What I Learned From Answering All 103 "Happy Birthday" Posts On My Facebook

The Facebook happy birthday post is a de facto Internet obligation akin to helping someone move or feigning interest in your friend’s improv show. It's a complete and utter obligation. However, actually replying to those birthday posts usually gets caught in a grey area typically solved by a blanket “thank you for all the birthday love” post at the end of the day. 

After spending my 28th birthday watching the notifications of my Facebook pop up one after another, I knew that—I, too—would bear the duty of writing an all-encompassing thank you note for the friends, family members, and women I’ve seen naked who wished me happy birthday.

But 103 notifications later, inspiration hit and I decided to throw caution to the wind and thank every single person who wished me happy birthday on Facebook with a personalized reply. It took me hours to do it, but I learned some s**t.

The "happy birthday" response is very uncomfortable 

To find a distraction-free zone to reply to everyone, I picked this cute little coffee shop in Manhattan called Starbucks. But the moment my fingers touched the keyboard, I felt a venti-sized writer's block descend and I panicked. I hadn’t thanked a single person for a birthday post via Facebook post...ever. I wanted to say more than a simple “hey, thanks!” and give a minimum of five words for each birthday post, but I didn’t know what to say.

The first post, from a fellow coworker, warranted a meek six word post: “THANKS DUDE, YOU WERE THE FIRST!!!”

No one expects a response 

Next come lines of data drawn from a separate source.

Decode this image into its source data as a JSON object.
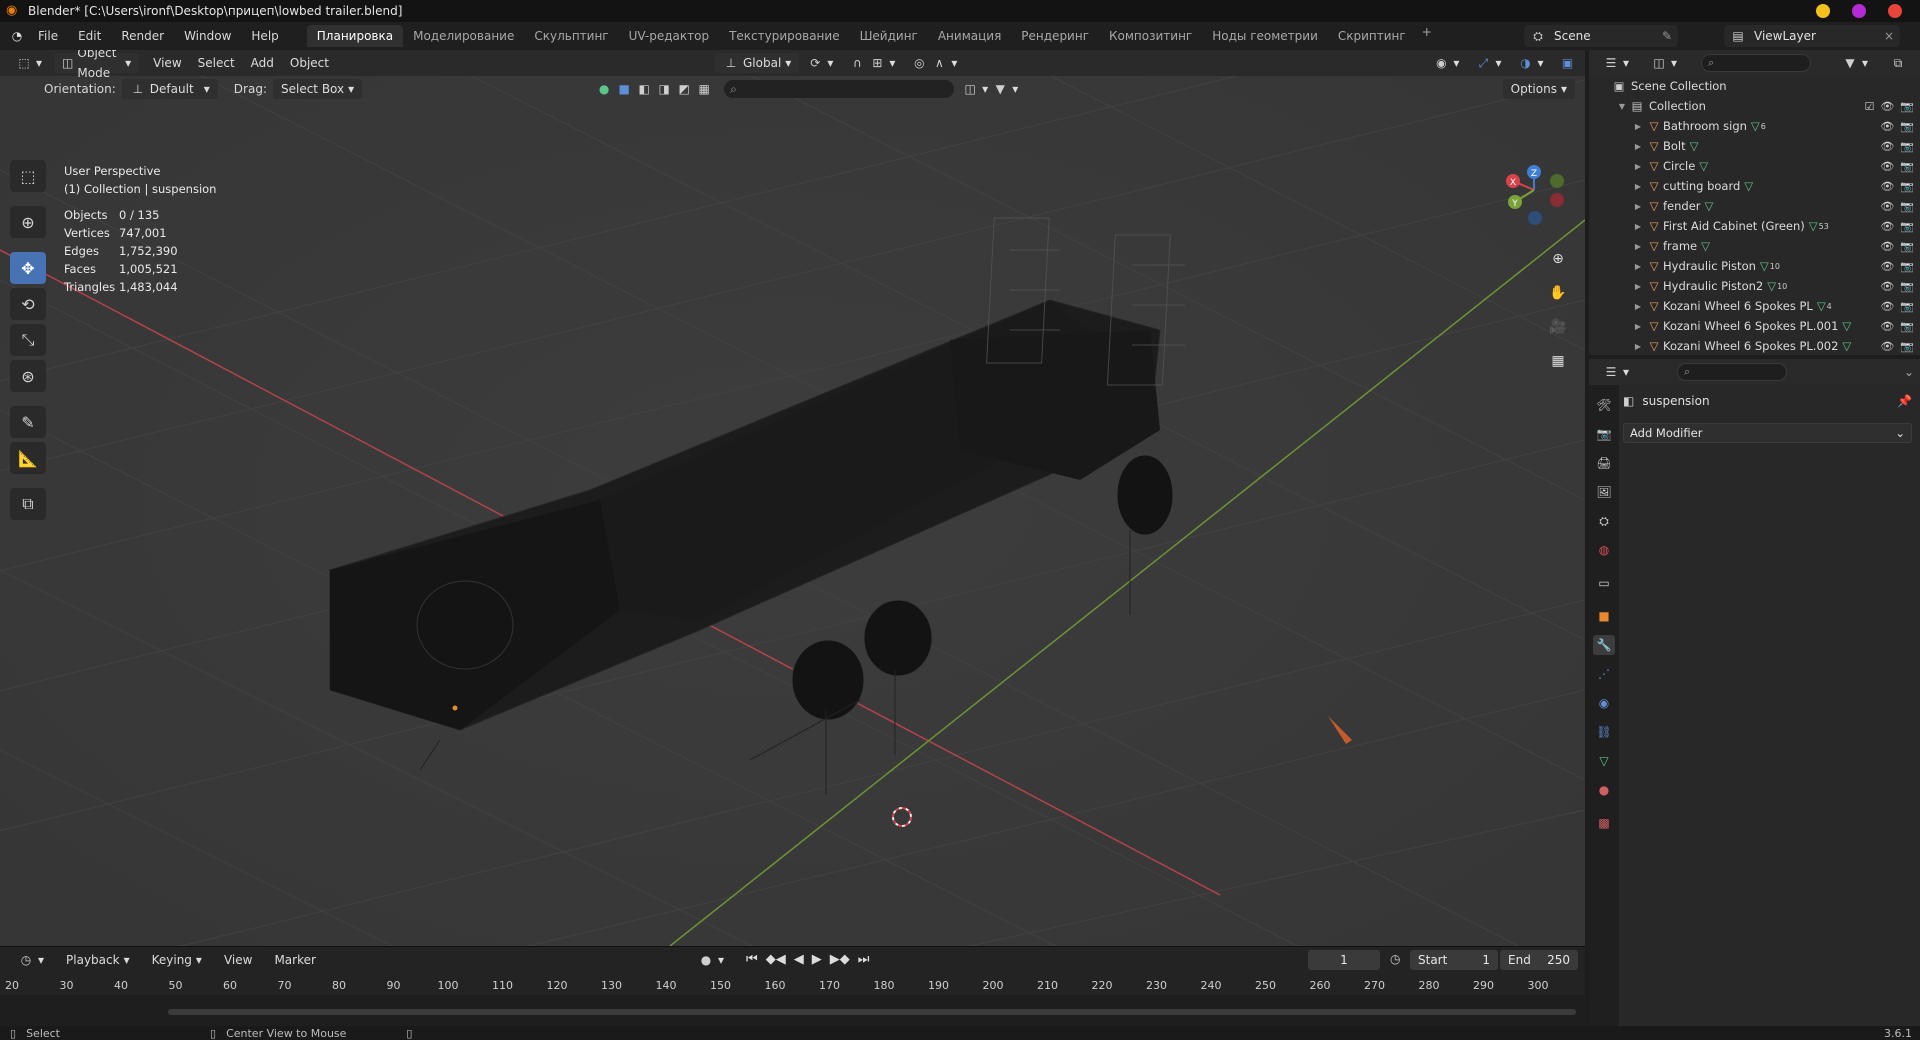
{
  "window": {
    "title": "Blender* [C:\\Users\\ironf\\Desktop\\прицеп\\lowbed trailer.blend]"
  },
  "menu": [
    "File",
    "Edit",
    "Render",
    "Window",
    "Help"
  ],
  "workspaces": [
    "Планировка",
    "Моделирование",
    "Скульптинг",
    "UV-редактор",
    "Текстурирование",
    "Шейдинг",
    "Анимация",
    "Рендеринг",
    "Композитинг",
    "Ноды геометрии",
    "Скриптинг"
  ],
  "scene": {
    "name": "Scene",
    "view_layer": "ViewLayer"
  },
  "viewport": {
    "mode": "Object Mode",
    "menus": [
      "View",
      "Select",
      "Add",
      "Object"
    ],
    "transform_orientation": "Global",
    "orientation_label": "Orientation:",
    "orientation_value": "Default",
    "drag_label": "Drag:",
    "drag_value": "Select Box",
    "options_label": "Options",
    "perspective": "User Perspective",
    "active": "(1) Collection | suspension",
    "stats": [
      {
        "key": "Objects",
        "value": "0 / 135"
      },
      {
        "key": "Vertices",
        "value": "747,001"
      },
      {
        "key": "Edges",
        "value": "1,752,390"
      },
      {
        "key": "Faces",
        "value": "1,005,521"
      },
      {
        "key": "Triangles",
        "value": "1,483,044"
      }
    ],
    "gizmo": {
      "x": "X",
      "y": "Y",
      "z": "Z"
    }
  },
  "outliner": {
    "root": "Scene Collection",
    "collection": "Collection",
    "items": [
      {
        "name": "Bathroom sign",
        "badge": "6"
      },
      {
        "name": "Bolt",
        "badge": ""
      },
      {
        "name": "Circle",
        "badge": ""
      },
      {
        "name": "cutting board",
        "badge": ""
      },
      {
        "name": "fender",
        "badge": ""
      },
      {
        "name": "First Aid Cabinet (Green)",
        "badge": "53"
      },
      {
        "name": "frame",
        "badge": ""
      },
      {
        "name": "Hydraulic Piston",
        "badge": "10"
      },
      {
        "name": "Hydraulic Piston2",
        "badge": "10"
      },
      {
        "name": "Kozani Wheel 6 Spokes PL",
        "badge": "4"
      },
      {
        "name": "Kozani Wheel 6 Spokes PL.001",
        "badge": ""
      },
      {
        "name": "Kozani Wheel 6 Spokes PL.002",
        "badge": ""
      }
    ]
  },
  "properties": {
    "object_name": "suspension",
    "add_modifier": "Add Modifier"
  },
  "timeline": {
    "menus": [
      "Playback",
      "Keying",
      "View",
      "Marker"
    ],
    "current_frame": "1",
    "start_label": "Start",
    "start": "1",
    "end_label": "End",
    "end": "250",
    "ruler": [
      "20",
      "30",
      "40",
      "50",
      "60",
      "70",
      "80",
      "90",
      "100",
      "110",
      "120",
      "130",
      "140",
      "150",
      "160",
      "170",
      "180",
      "190",
      "200",
      "210",
      "220",
      "230",
      "240",
      "250",
      "260",
      "270",
      "280",
      "290",
      "300"
    ]
  },
  "statusbar": {
    "left": "Select",
    "middle": "Center View to Mouse",
    "version": "3.6.1"
  },
  "colors": {
    "accent": "#4772b3",
    "x_axis": "#d8424a",
    "y_axis": "#7aa33a",
    "z_axis": "#3f7fd4",
    "object_orange": "#e8a05a"
  }
}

A tier of the messages that I found exceptionally hard to respond to were from the people I talk to every day. For the most part, family members and close friends either wished me happy birthday in person or left me jokey comments on my wall that clearly didn’t need a follow-up comment, though of course I gave them one.

What do you say to your best friend who texts you happy birthday or your girlfriend who sends you a present and called you at midnight? Most notably, there was my father, who texted, emailed, called me, and wished me happy birthday in real life. Side-note: I have a very loving family. When faced with his bizarrely off-brand serious comment of “Happy birthday.” I had absolutely no idea what to do, because he is my father and we were talking on Facebook, clearly a terrible place for parents and their children to interact, regardless of how often he comments on, both, mine and every single one of Supercompressor’s stories.

People come out of the woodwork for your birthday

Working with a set of hands crippled by hammering out Facebook birthday messages, I pushed through my writer’s block and conquered a chunk of the posts. The first twenty Facebook posts were from a curious mixture of relatively close friends and obscenely random people who clearly just noticed my birthday pop up after the stroke of midnight.

It was with the latter that I found the most trouble in crafting a response. What do you say to your floor-mate’s sister’s friend from college with whom you haven’t spoken more than three words to since 2006? Seriously, what do you say??

I don't know what any of my "friends" are doing 

“Thanks so much for the birthday greetings, hope everything’s going well on your side of the world.” I found, more often than not, that I didn’t know what a vast majority of my Facebook friends were up to—strange when compared to the early days of social media. People don't seem to be treating their Facebook like their own personal Twitter as much anymore.

Writer's block is inevitable

The novelty of a friend of a friend of a friend who happened to know my ex-girlfriend either slipped into the Twilight Zone of my memory or I just lost all interest. On the other hand, I found it super easy to respond to my European doppelgänger.

People actually respond to comments 

After my hour was up, the comments and likes immediately began to pour in. Judging by the ratio of people who liked my comment over the ones who replied to my comments, I could tell my friends were weirded out by my excessiveness.

Of the 103 comments I left, only 46 people liked them and an even more meager six people responded to my responses. Weirdly, all of those six people were all people I hadn’t talked to in literally years—online and off. 

I am not my Facebook profile 

The end of this experiment left me feeling awkward—and not like, “my girlfriend’s dad just walked in on me frenching his daughter” awkward, but more like the entire world just saw my entire a**h*le in HD awkward. Unfathomably awkward and exposed.

I guess I keep a low profile on social media [Ed. note: Are you sure, Jeremy?], regardless of the fact that I’ve written about some pretty horrific stuff. But having an actual personal interaction—or some brand of it—made me feel too human within a platform that’s led me to skew away from anything but the “cool” stuff.

Should you do this?

I'm just a guy who had a birthday, not a master in the field of cordial responses or introspective life experience, so you don't have to listen to my advice. However, I will say that taking yourself out of your comfort zone—even with something as trivial as Facebook responses—will teach you about yourself. What did I learn? Apparently I'm more afraid of exposing my own personality that I thought. What does that mean for you? Probably nothing, but maybe stick to that blanket response.

Jeremy Glass is the Vice editor for Supercompressor and he legitimately gets paid for this.